BT: Relatively boundless, but it had to make sense within the confines of the story. There were important details of Kill’s history that intentionally stretched the boundaries of good sense (and perhaps taste), especially the notion that somehow Kill Wolfhead could get any woman pregnant, no matter the species, or time, or place. Once something as nuts as that becomes an accepted fact, almost anything goes. One of the main goals here was to really cut loose as a storyteller, have fun, and just throw insane ideas at the wall without sticking around to see what stuck. It was fantastic and thrilling, and there are moments that make me laugh out loud, which typically doesn’t happen in my work.
CBY: Unlike many other narrative worlds, The Incal has explored its expanded universe primarily through prequels. In terms of tension and setting stakes, what principles of storytelling do you find most useful in making a story fully engaging to a reader that may well understand in the back of their mind the eventual fate of those in the prequel upon their appearance in the latter period of the source material? I think Kill Wolfhead does this effectively, so what would you say to others trying to avoid the marginalizing effects of “plot armor” in comics?
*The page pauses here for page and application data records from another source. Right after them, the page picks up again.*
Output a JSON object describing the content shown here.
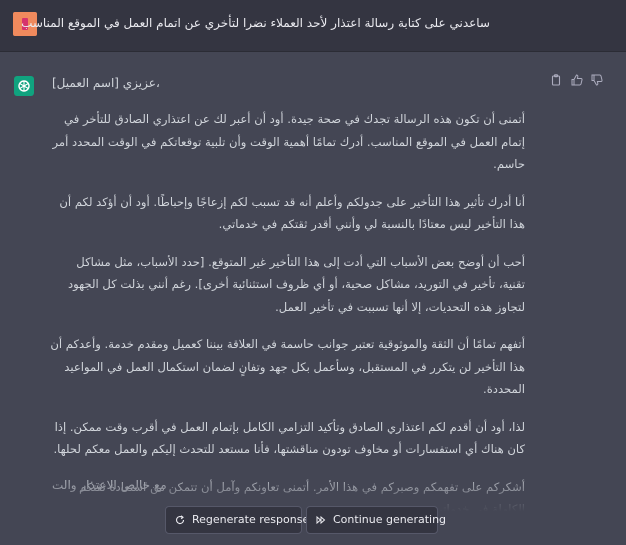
{
  "user_message": {
    "text": "ساعدني على كتابة رسالة اعتذار لأحد العملاء نضرا لتأخري عن اتمام العمل في الموقع المناسب",
    "avatar_color": "#f08a5d"
  },
  "assistant_message": {
    "avatar_color": "#10a37f",
    "greeting": "عزيزي [اسم العميل]،",
    "paragraphs": [
      "أتمنى أن تكون هذه الرسالة تجدك في صحة جيدة. أود أن أعبر لك عن اعتذاري الصادق للتأخر في إتمام العمل في الموقع المناسب. أدرك تمامًا أهمية الوقت وأن تلبية توقعاتكم في الوقت المحدد أمر حاسم.",
      "أنا أدرك تأثير هذا التأخير على جدولكم وأعلم أنه قد تسبب لكم إزعاجًا وإحباطًا. أود أن أؤكد لكم أن هذا التأخير ليس معتادًا بالنسبة لي وأنني أقدر ثقتكم في خدماتي.",
      "أحب أن أوضح بعض الأسباب التي أدت إلى هذا التأخير غير المتوقع. [حدد الأسباب، مثل مشاكل تقنية، تأخير في التوريد، مشاكل صحية، أو أي ظروف استثنائية أخرى]. رغم أنني بذلت كل الجهود لتجاوز هذه التحديات، إلا أنها تسببت في تأخير العمل.",
      "أتفهم تمامًا أن الثقة والموثوقية تعتبر جوانب حاسمة في العلاقة بيننا كعميل ومقدم خدمة. وأعدكم أن هذا التأخير لن يتكرر في المستقبل، وسأعمل بكل جهد وتفانٍ لضمان استكمال العمل في المواعيد المحددة.",
      "لذا، أود أن أقدم لكم اعتذاري الصادق وتأكيد التزامي الكامل بإتمام العمل في أقرب وقت ممكن. إذا كان هناك أي استفسارات أو مخاوف تودون مناقشتها، فأنا مستعد للتحدث إليكم والعمل معكم لحلها.",
      "أشكركم على تفهمكم وصبركم في هذا الأمر. أتمنى تعاونكم وآمل أن تتمكن من استعادة ثقتكم الكاملة في خدماتي."
    ],
    "closing": "مع خالص الاعتذار والت",
    "action_icons": [
      "copy-icon",
      "thumbs-up-icon",
      "thumbs-down-icon"
    ]
  },
  "controls": {
    "regenerate_label": "Regenerate response",
    "continue_label": "Continue generating"
  },
  "colors": {
    "user_bg": "#343541",
    "assistant_bg": "#444654",
    "text": "#d1d5db",
    "accent": "#10a37f"
  }
}
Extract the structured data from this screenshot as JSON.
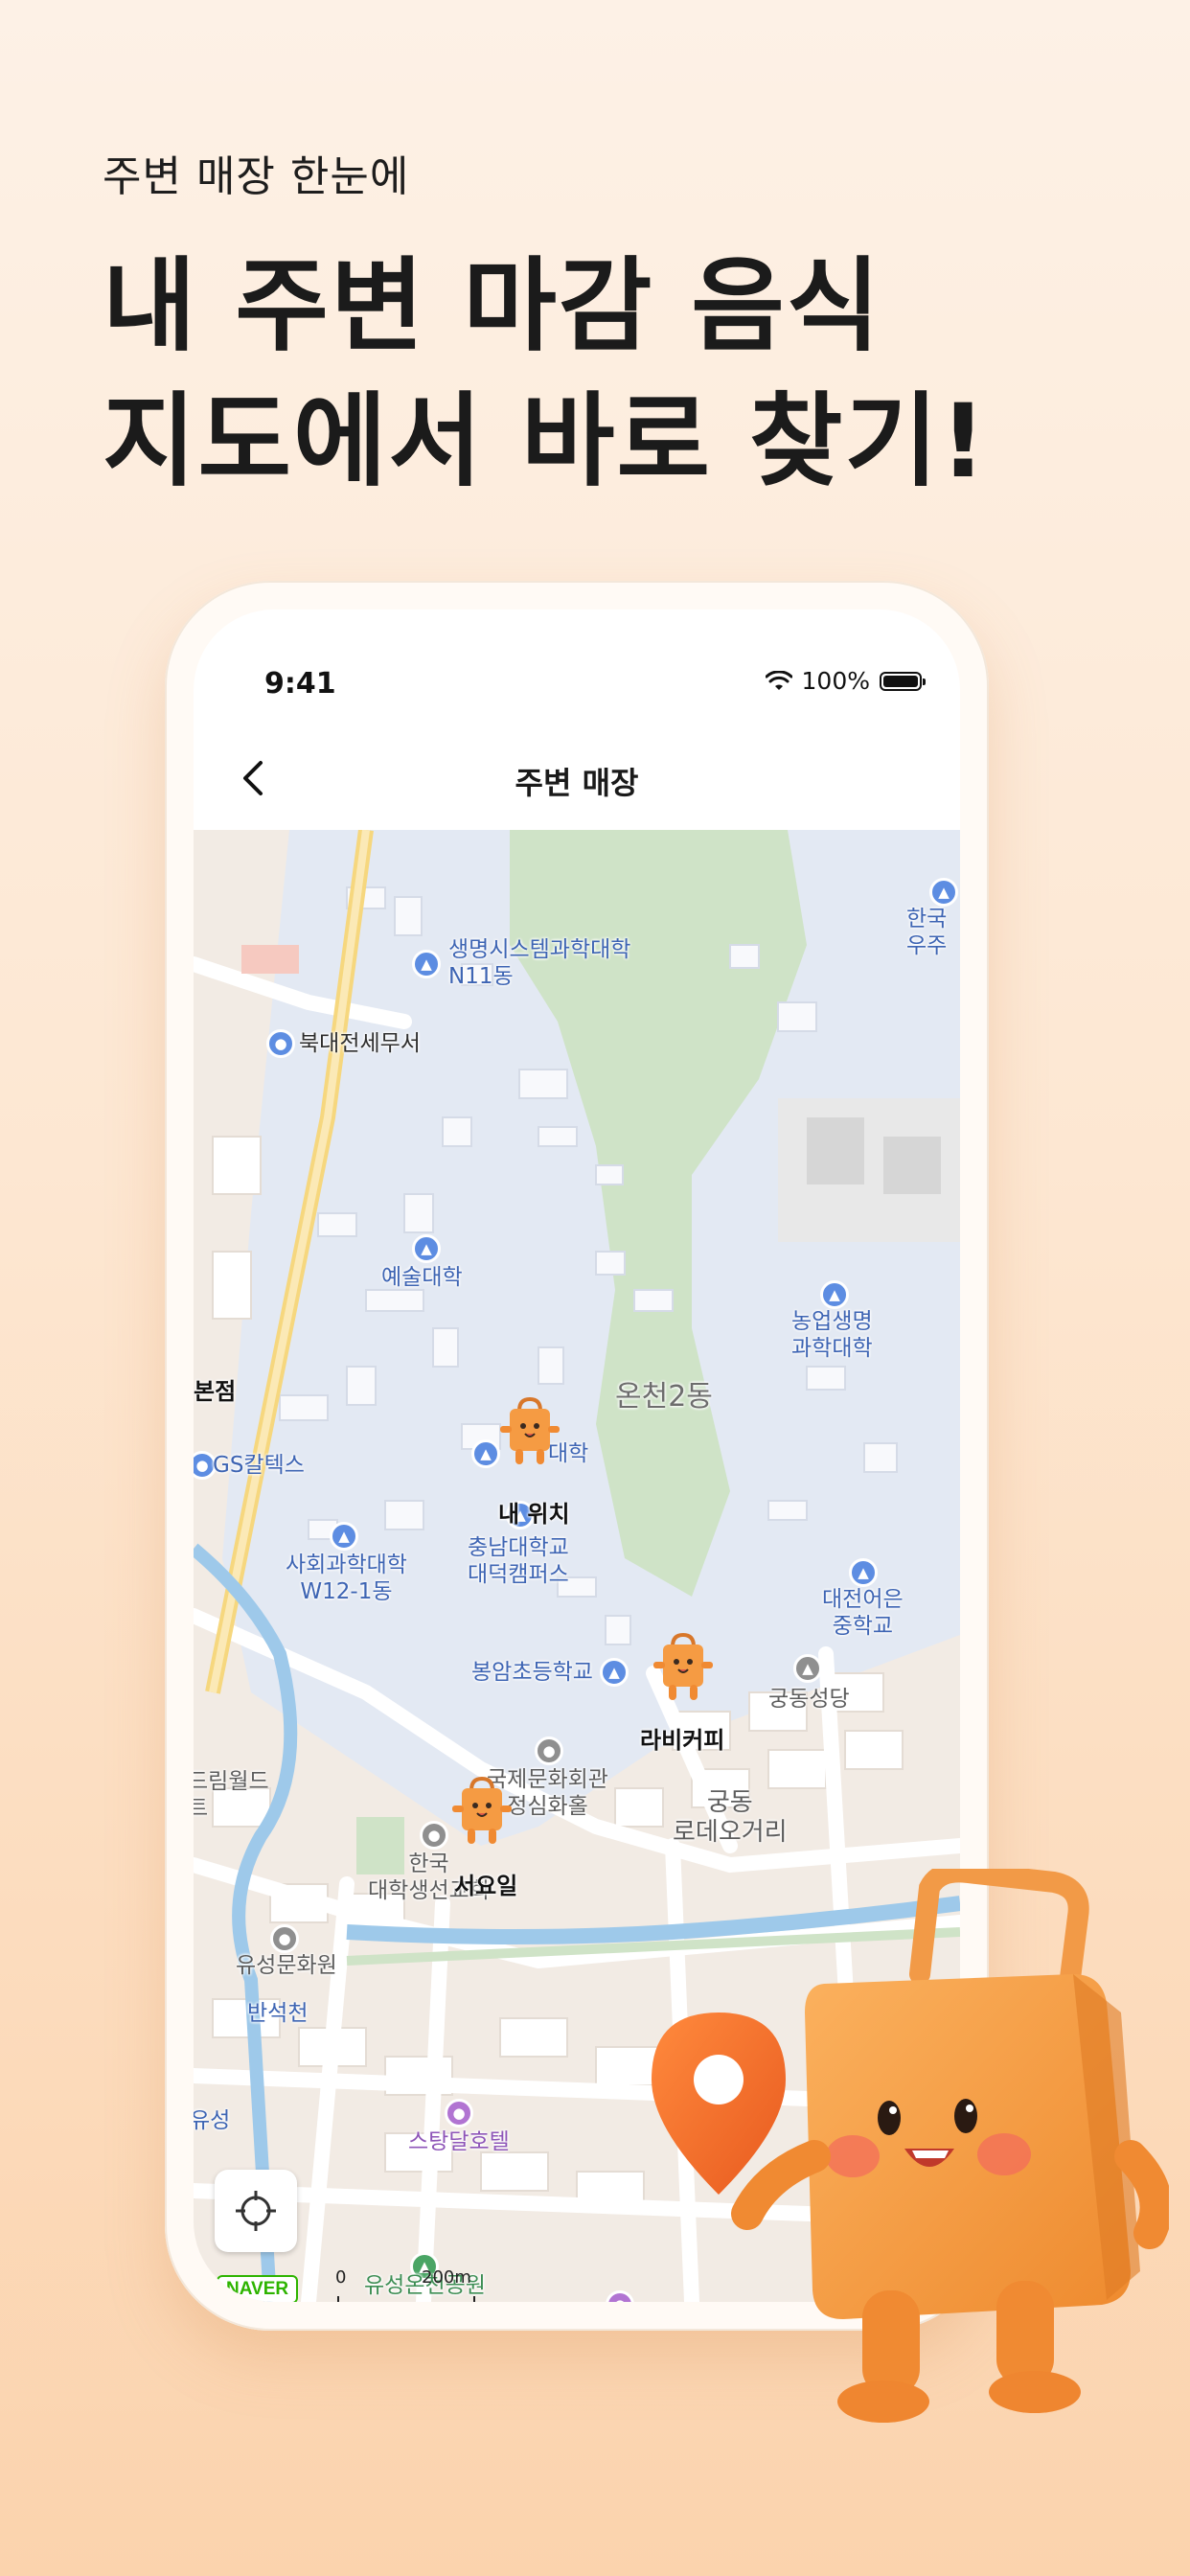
{
  "headline": {
    "small": "주변 매장 한눈에",
    "line1": "내 주변 마감 음식",
    "line2": "지도에서 바로 찾기!"
  },
  "status_bar": {
    "time": "9:41",
    "battery": "100%"
  },
  "nav": {
    "title": "주변 매장"
  },
  "map": {
    "labels": {
      "life_sci": "생명시스템과학대학\nN11동",
      "tax_office": "북대전세무서",
      "arts": "예술대학",
      "agri": "농업생명\n과학대학",
      "district": "온천2동",
      "bonjeom": "본점",
      "gs": "GS칼텍스",
      "univ_partial": "대학",
      "my_location": "내 위치",
      "cnu": "충남대학교\n대덕캠퍼스",
      "social_sci": "사회과학대학\nW12-1동",
      "daejeon_school": "대전어은\n중학교",
      "bongam": "봉암초등학교",
      "gungdong_church": "궁동성당",
      "cafe": "라비커피",
      "intl": "국제문화회관\n정심화홀",
      "gungdong_street": "궁동\n로데오거리",
      "rimworld": "드림월드\n트",
      "korea_univ": "한국\n대학생선교회",
      "seoyoil": "서요일",
      "yuseong_culture": "유성문화원",
      "bansukcheon": "반석천",
      "starlight": "스탕달호텔",
      "yuseong_park": "유성온천공원",
      "top_right": "한국\n우주",
      "yuseong_partial": "유성"
    },
    "scale_label": "200m",
    "scale_zero": "0",
    "logo": "NAVER"
  },
  "colors": {
    "accent": "#f59b43",
    "map_campus": "#e3e9f3",
    "map_park": "#cfe3c7",
    "map_river": "#9ec9ea"
  },
  "icons": {
    "back": "chevron-left-icon",
    "locate": "crosshair-icon",
    "wifi": "wifi-icon",
    "battery": "battery-icon"
  }
}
BT: Much appreciated, and while I understand the general concern, I don’t really subscribe to the idea of “plot armor” being a huge concern in most stories, prequel or not. Fact is that the main characters in stories like these have always had an impervious quality that not every other character benefits from, but that’s really always been the case in fiction going back decades.
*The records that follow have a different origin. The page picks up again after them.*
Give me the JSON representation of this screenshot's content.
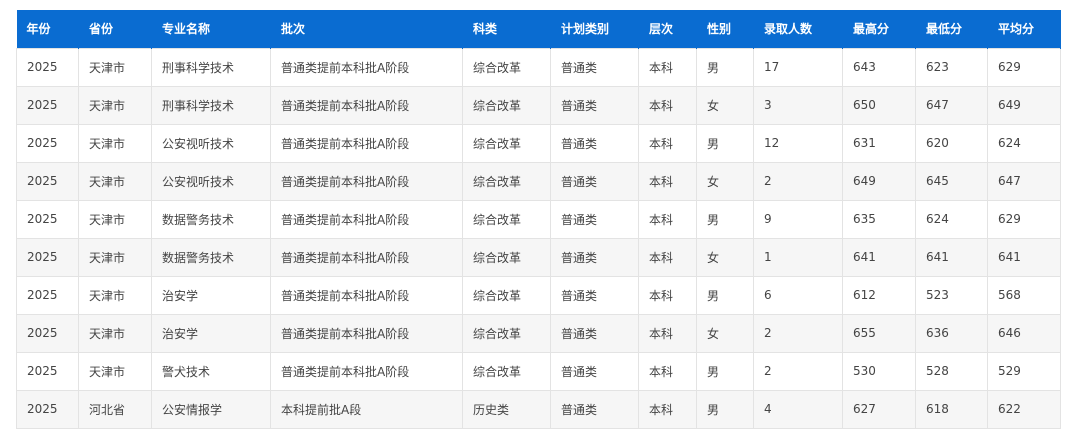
{
  "table": {
    "headers": [
      "年份",
      "省份",
      "专业名称",
      "批次",
      "科类",
      "计划类别",
      "层次",
      "性别",
      "录取人数",
      "最高分",
      "最低分",
      "平均分"
    ],
    "rows": [
      [
        "2025",
        "天津市",
        "刑事科学技术",
        "普通类提前本科批A阶段",
        "综合改革",
        "普通类",
        "本科",
        "男",
        "17",
        "643",
        "623",
        "629"
      ],
      [
        "2025",
        "天津市",
        "刑事科学技术",
        "普通类提前本科批A阶段",
        "综合改革",
        "普通类",
        "本科",
        "女",
        "3",
        "650",
        "647",
        "649"
      ],
      [
        "2025",
        "天津市",
        "公安视听技术",
        "普通类提前本科批A阶段",
        "综合改革",
        "普通类",
        "本科",
        "男",
        "12",
        "631",
        "620",
        "624"
      ],
      [
        "2025",
        "天津市",
        "公安视听技术",
        "普通类提前本科批A阶段",
        "综合改革",
        "普通类",
        "本科",
        "女",
        "2",
        "649",
        "645",
        "647"
      ],
      [
        "2025",
        "天津市",
        "数据警务技术",
        "普通类提前本科批A阶段",
        "综合改革",
        "普通类",
        "本科",
        "男",
        "9",
        "635",
        "624",
        "629"
      ],
      [
        "2025",
        "天津市",
        "数据警务技术",
        "普通类提前本科批A阶段",
        "综合改革",
        "普通类",
        "本科",
        "女",
        "1",
        "641",
        "641",
        "641"
      ],
      [
        "2025",
        "天津市",
        "治安学",
        "普通类提前本科批A阶段",
        "综合改革",
        "普通类",
        "本科",
        "男",
        "6",
        "612",
        "523",
        "568"
      ],
      [
        "2025",
        "天津市",
        "治安学",
        "普通类提前本科批A阶段",
        "综合改革",
        "普通类",
        "本科",
        "女",
        "2",
        "655",
        "636",
        "646"
      ],
      [
        "2025",
        "天津市",
        "警犬技术",
        "普通类提前本科批A阶段",
        "综合改革",
        "普通类",
        "本科",
        "男",
        "2",
        "530",
        "528",
        "529"
      ],
      [
        "2025",
        "河北省",
        "公安情报学",
        "本科提前批A段",
        "历史类",
        "普通类",
        "本科",
        "男",
        "4",
        "627",
        "618",
        "622"
      ]
    ]
  },
  "colors": {
    "header_bg": "#0a6cd1",
    "header_text": "#ffffff",
    "row_alt_bg": "#f6f6f6",
    "cell_text": "#444444"
  }
}
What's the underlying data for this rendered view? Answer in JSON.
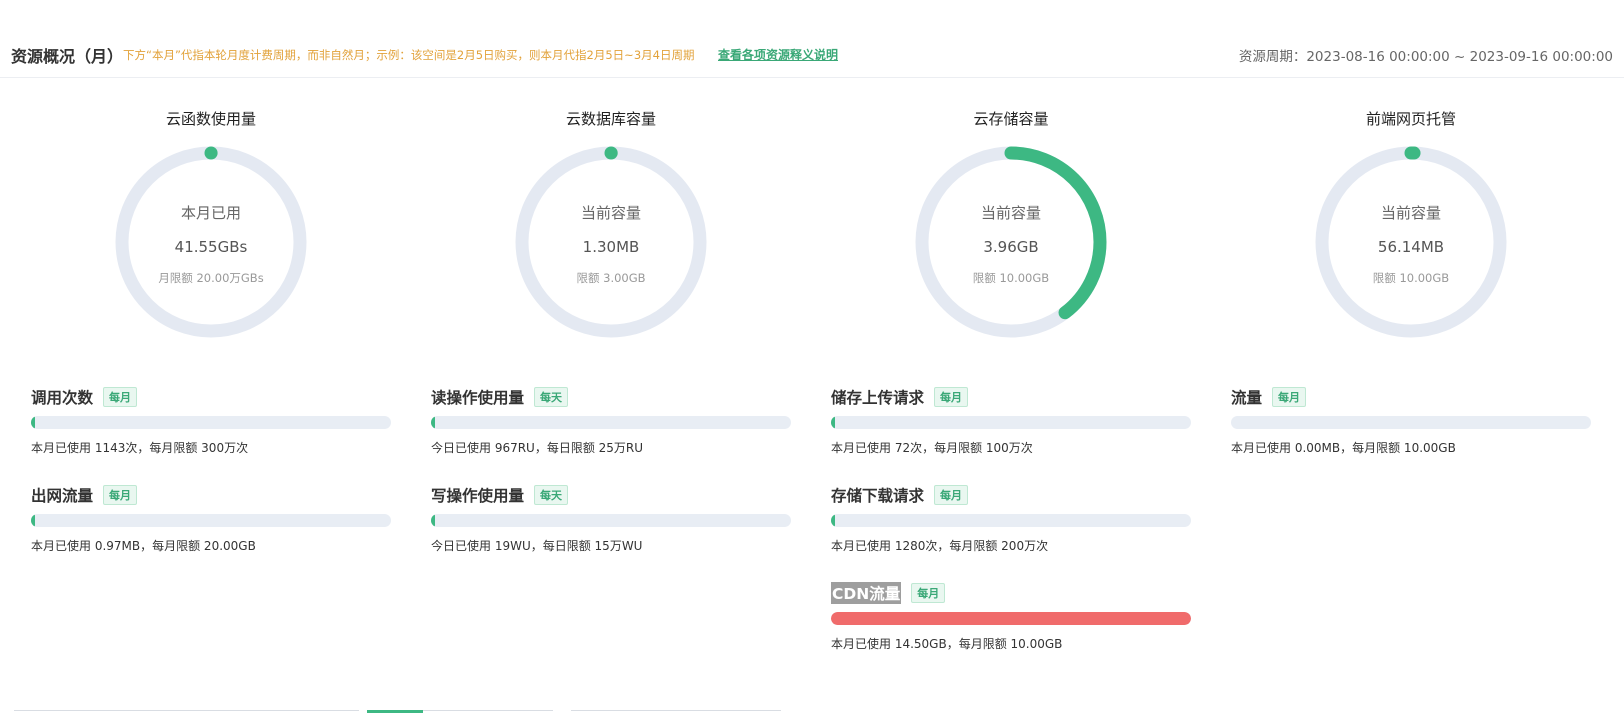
{
  "header": {
    "title": "资源概况（月）",
    "notice": "下方“本月”代指本轮月度计费周期，而非自然月；示例：该空间是2月5日购买，则本月代指2月5日~3月4日周期",
    "explain_link": "查看各项资源释义说明",
    "period_label": "资源周期：",
    "period_value": "2023-08-16 00:00:00 ~ 2023-09-16 00:00:00"
  },
  "colors": {
    "accent": "#3db883",
    "track": "#e4e9f2",
    "danger": "#f06b6b",
    "warning": "#e2a23a"
  },
  "gauges": [
    {
      "title": "云函数使用量",
      "label": "本月已用",
      "value": "41.55GBs",
      "limit": "月限额 20.00万GBs",
      "ratio": 0.0002
    },
    {
      "title": "云数据库容量",
      "label": "当前容量",
      "value": "1.30MB",
      "limit": "限额 3.00GB",
      "ratio": 0.0004
    },
    {
      "title": "云存储容量",
      "label": "当前容量",
      "value": "3.96GB",
      "limit": "限额 10.00GB",
      "ratio": 0.396
    },
    {
      "title": "前端网页托管",
      "label": "当前容量",
      "value": "56.14MB",
      "limit": "限额 10.00GB",
      "ratio": 0.0055
    }
  ],
  "metrics": [
    {
      "name": "调用次数",
      "badge": "每月",
      "text": "本月已使用 1143次，每月限额 300万次",
      "ratio": 0.0004,
      "color": "#3db883"
    },
    {
      "name": "出网流量",
      "badge": "每月",
      "text": "本月已使用 0.97MB，每月限额 20.00GB",
      "ratio": 0.0001,
      "color": "#3db883"
    },
    {
      "name": "读操作使用量",
      "badge": "每天",
      "text": "今日已使用 967RU，每日限额 25万RU",
      "ratio": 0.0039,
      "color": "#3db883"
    },
    {
      "name": "写操作使用量",
      "badge": "每天",
      "text": "今日已使用 19WU，每日限额 15万WU",
      "ratio": 0.0001,
      "color": "#3db883"
    },
    {
      "name": "储存上传请求",
      "badge": "每月",
      "text": "本月已使用 72次，每月限额 100万次",
      "ratio": 0.0001,
      "color": "#3db883"
    },
    {
      "name": "存储下载请求",
      "badge": "每月",
      "text": "本月已使用 1280次，每月限额 200万次",
      "ratio": 0.0006,
      "color": "#3db883"
    },
    {
      "name": "CDN流量",
      "badge": "每月",
      "text": "本月已使用 14.50GB，每月限额 10.00GB",
      "ratio": 1.0,
      "color": "#f06b6b"
    },
    {
      "name": "流量",
      "badge": "每月",
      "text": "本月已使用 0.00MB，每月限额 10.00GB",
      "ratio": 0.0,
      "color": "#3db883"
    }
  ]
}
The term has always struck me as very “inside baseball” if that makes any sense, and the problem is not really about the audience knowing that, for instance, Anakin Skywalker is destined to survive the events of the prequels to become Darth Vader. Because he himself doesn’t know that, the people around him don’t know that, and as long as that’s the case, you always have a good chance to wring some well-earned drama and heartbreak out of any story.
I’m not crazy about the term because it places the POV of the audience as paramount, where I’d like to think that a story is more of an evolving dialogue taking place between the audience and the characters whose stories they’re experiencing. One is not inherently more important than the other, or at least it shouldn’t be. Not sure if that answer is too meta, but maybe (laughs).
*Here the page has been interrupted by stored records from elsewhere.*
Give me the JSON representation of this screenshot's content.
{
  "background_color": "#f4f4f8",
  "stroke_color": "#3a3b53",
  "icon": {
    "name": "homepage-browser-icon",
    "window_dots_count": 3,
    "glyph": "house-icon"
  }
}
CBY: I certainly think that makes sense - you've raised a good point - it doesn't matter whether you know the destination or not if a writer can keep the journey itself engaging. Conflict, tension, and engagement all happen one panel at a time. We’ve obviously dug deep into the source material and touched upon other influences that contributed toward the edition of Kill Wolfhead now available to the public. However, can you both provide us with an idea of unrelated comics and other media you’ve been enjoying lately? What should our readers ensure they check out once they read Kill Wolfhead?
BT: The Incal Universe is all about pure, unbridled storytelling, so I’ll recommend some tv shows I’ve recently caught up on that have a similar vibe and willingness to take big risks. Severance (Apple) was amazingly bold in its style and purpose, and anyone that likes twisting, mind-bending thrillers will love it. Poker Face (Peacock) is equally daring, maybe even more so. It also has some of the best guest stars you’ll ever find in anything. Also re-watching The Sopranos, and watching it as an adult, instead of a college student, is a whole new experience. I didn’t realize at the time it was so funny. After living a little more life, it hits a whole new emotional gear.
CBY: Severance was brilliant, and now I've got Poker Face to add to my watch list. First, I've got more comics to read for the next batch of interviews. Thank you, Brandon, for joining us today in the Yeti Cave, and hopefully you can join us again to discuss Excellence upon its release!